New Zealand Customs and the Australian Border Force signed a Statement of Intent in Canberra yesterday to support supply chain security and enhance trade facilitation between the two countries.
Both agencies have agreed to work towards a Mutual Recognition Arrangement (MRA), which is a formal arrangement between customs agencies that recognises each other’s supply chain security programmes. Members of these programmes enjoy a commercial advantage, with fewer border checks and speed to market for export products.
Photo: Australian Border Force Commissioner Roman Quaedvlieg and the New Zealand Customs Service Comptroller Carolyn Tremain sign the Statement of Intent in Canberra.
An MRA will allow traders from both countries that meet the required standards to access the trade facilitation benefits of both programmes. This also provides border agencies greater end-to-end assurance over the imports and exports.
Australian Comptroller-General of Customs Roman Quaedvlieg says Australia’s first MRA is an important step in delivering a mutually beneficial outcome that increases both Australia’s and New Zealand’s contributions to international supply chain security and trade facilitation.
“The Australian Trusted Trader programme is progressing well through its pilot phase.

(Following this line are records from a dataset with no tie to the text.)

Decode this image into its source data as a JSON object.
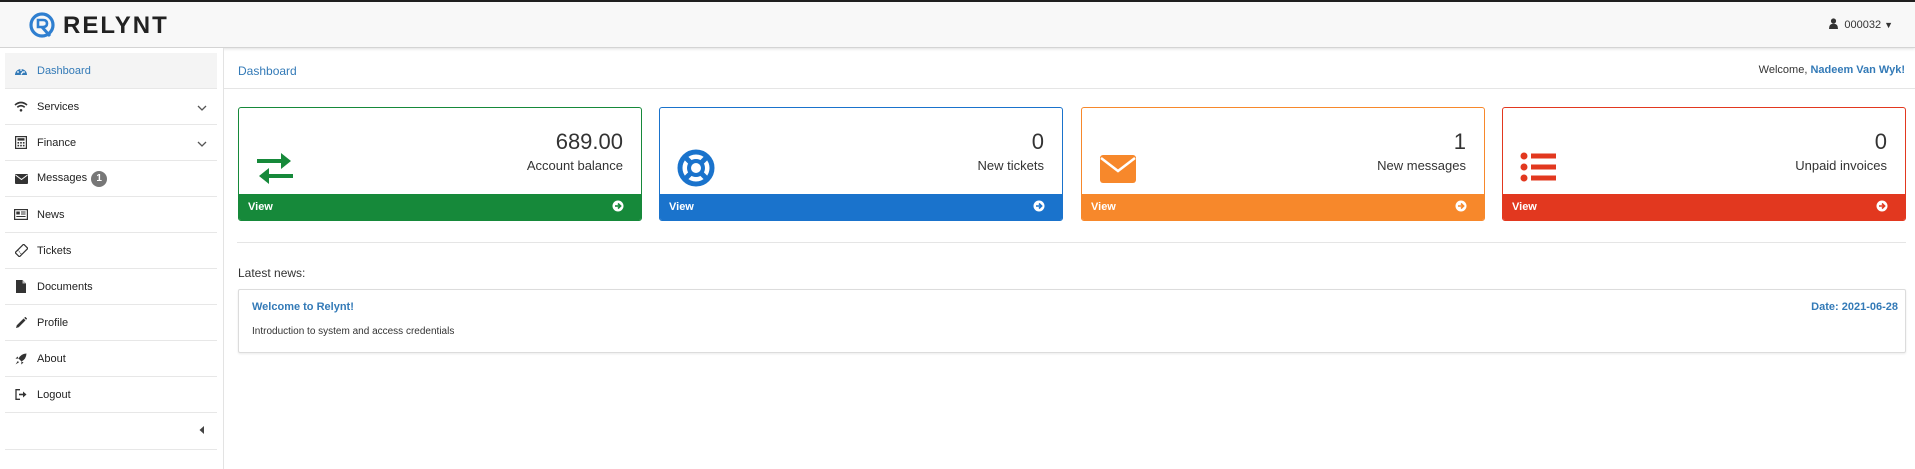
{
  "brand": {
    "name": "RELYNT"
  },
  "user_menu": {
    "account_id": "000032"
  },
  "sidebar": {
    "items": [
      {
        "label": "Dashboard",
        "icon": "dashboard-icon",
        "active": true
      },
      {
        "label": "Services",
        "icon": "wifi-icon",
        "expandable": true
      },
      {
        "label": "Finance",
        "icon": "calculator-icon",
        "expandable": true
      },
      {
        "label": "Messages",
        "icon": "envelope-icon",
        "badge": "1"
      },
      {
        "label": "News",
        "icon": "newspaper-icon"
      },
      {
        "label": "Tickets",
        "icon": "ticket-icon"
      },
      {
        "label": "Documents",
        "icon": "file-icon"
      },
      {
        "label": "Profile",
        "icon": "pencil-icon"
      },
      {
        "label": "About",
        "icon": "rocket-icon"
      },
      {
        "label": "Logout",
        "icon": "sign-out-icon"
      }
    ]
  },
  "header": {
    "breadcrumb": "Dashboard",
    "welcome_prefix": "Welcome,",
    "user_name": "Nadeem Van Wyk!"
  },
  "cards": [
    {
      "value": "689.00",
      "caption": "Account balance",
      "link": "View",
      "color": "#16893a",
      "icon": "exchange-arrows-icon"
    },
    {
      "value": "0",
      "caption": "New tickets",
      "link": "View",
      "color": "#1a73cc",
      "icon": "life-ring-icon"
    },
    {
      "value": "1",
      "caption": "New messages",
      "link": "View",
      "color": "#f7882b",
      "icon": "envelope-icon"
    },
    {
      "value": "0",
      "caption": "Unpaid invoices",
      "link": "View",
      "color": "#e2381f",
      "icon": "list-icon"
    }
  ],
  "news": {
    "section_title": "Latest news:",
    "items": [
      {
        "title": "Welcome to Relynt!",
        "date": "Date: 2021-06-28",
        "summary": "Introduction to system and access credentials"
      }
    ]
  }
}
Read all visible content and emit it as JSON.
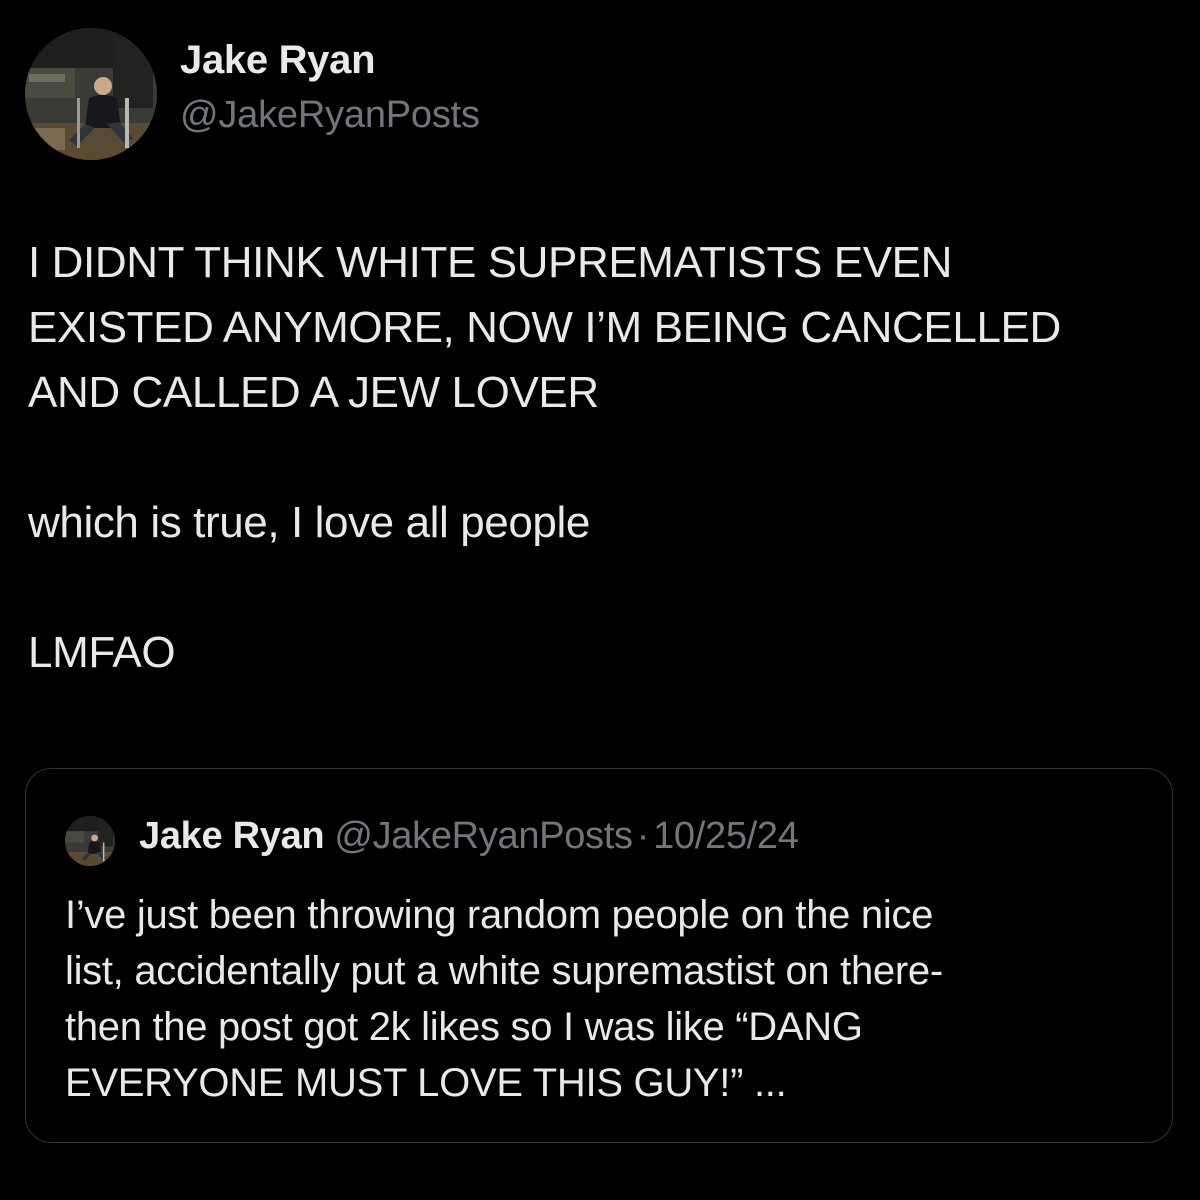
{
  "author": {
    "name": "Jake Ryan",
    "handle": "@JakeRyanPosts"
  },
  "post": {
    "lines": [
      "I DIDNT THINK WHITE SUPREMATISTS EVEN",
      "EXISTED ANYMORE, NOW I’M BEING CANCELLED",
      "AND CALLED A JEW LOVER"
    ],
    "line2": "which is true, I love all people",
    "line3": "LMFAO"
  },
  "quote": {
    "name": "Jake Ryan",
    "handle": "@JakeRyanPosts",
    "separator": "·",
    "date": "10/25/24",
    "lines": [
      "I’ve just been throwing random people on the nice",
      "list, accidentally put a white supremastist on there-",
      "then the post got 2k likes so I was like “DANG",
      "EVERYONE MUST LOVE THIS GUY!” ..."
    ]
  },
  "colors": {
    "background": "#000000",
    "text": "#e7e9ea",
    "secondary": "#71767b",
    "border": "#2f3336"
  },
  "icons": {
    "avatar": "profile-photo",
    "quote_avatar": "profile-photo"
  }
}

The MRA with New Zealand Customs will increase the success of the fully operational programme from July 2016.
“We look forward to continuing to work with New Zealand Customs to facilitate trade between our countries”.

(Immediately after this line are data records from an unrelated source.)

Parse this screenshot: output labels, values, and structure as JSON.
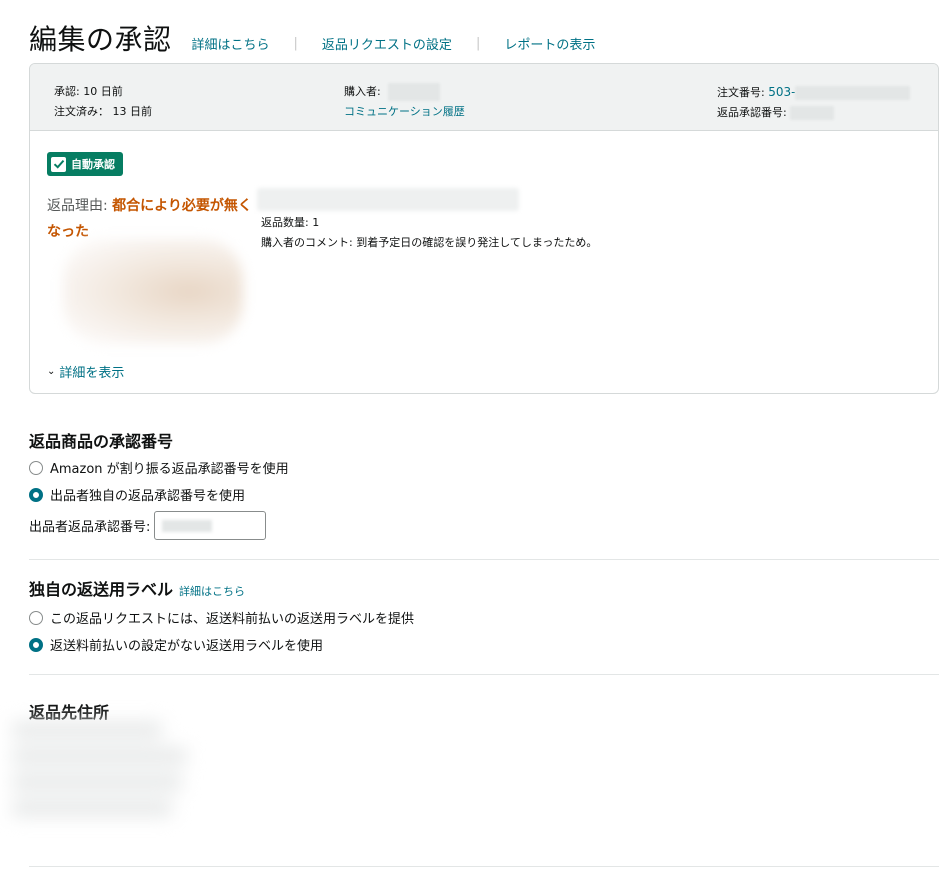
{
  "header": {
    "title": "編集の承認",
    "links": [
      "詳細はこちら",
      "返品リクエストの設定",
      "レポートの表示"
    ]
  },
  "card": {
    "approved": "承認: 10 日前",
    "ordered": "注文済み： 13 日前",
    "buyer_label": "購入者:",
    "communication_link": "コミュニケーション履歴",
    "order_number_label": "注文番号:",
    "order_number_prefix": "503-",
    "rma_label": "返品承認番号:",
    "badge": "自動承認",
    "reason_label": "返品理由:",
    "reason_value": "都合により必要が無くなった",
    "quantity": "返品数量: 1",
    "comment": "購入者のコメント: 到着予定日の確認を誤り発注してしまったため。",
    "show_details": "詳細を表示"
  },
  "rma_section": {
    "title": "返品商品の承認番号",
    "option_amazon": "Amazon が割り振る返品承認番号を使用",
    "option_seller": "出品者独自の返品承認番号を使用",
    "seller_rma_label": "出品者返品承認番号:",
    "selected": "seller"
  },
  "label_section": {
    "title": "独自の返送用ラベル",
    "details_link": "詳細はこちら",
    "option_prepaid": "この返品リクエストには、返送料前払いの返送用ラベルを提供",
    "option_unpaid": "返送料前払いの設定がない返送用ラベルを使用",
    "selected": "unpaid"
  },
  "address_section": {
    "title": "返品先住所"
  },
  "colors": {
    "link": "#007185",
    "badge": "#067d62",
    "reason": "#c45500"
  }
}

NZ Customs Comptroller Carolyn Tremain says both agencies already share a close partnership, and the MRA will underpin the trusted trader programmes in the two countries.
“We’ve been working with Australia as they develop a trusted-trader programme, and there should be a close alignment between their programme and our own Secure Export Scheme.
“Joint work will start soon on an MRA. Recognition will benefit trusted trans-Tasman traders by reducing clearance times and making customs processes easier,” Ms Tremain says.
Ms Tremain says work on the MRA is expected to conclude by June next year, and it will come into effect shortly after. To conclude an MRA, New Zealand and Australia will need to undertake a comparison of each other’s programme.
Photo: Members of the NZ Customs and Australian Border Force executive leadership teams.
Trade in goods between the two countries totals approximately $18 billion per annum. Australia is usually one of New Zealand’s top two trading partners, and New Zealand is currently Australia’s ninth largest trading partner.
New Zealand already has MRAs with the United States, Japan, and Republic of Korea. Learn more about NZ Customs’ Secure Export Scheme and Australian Trusted Trader.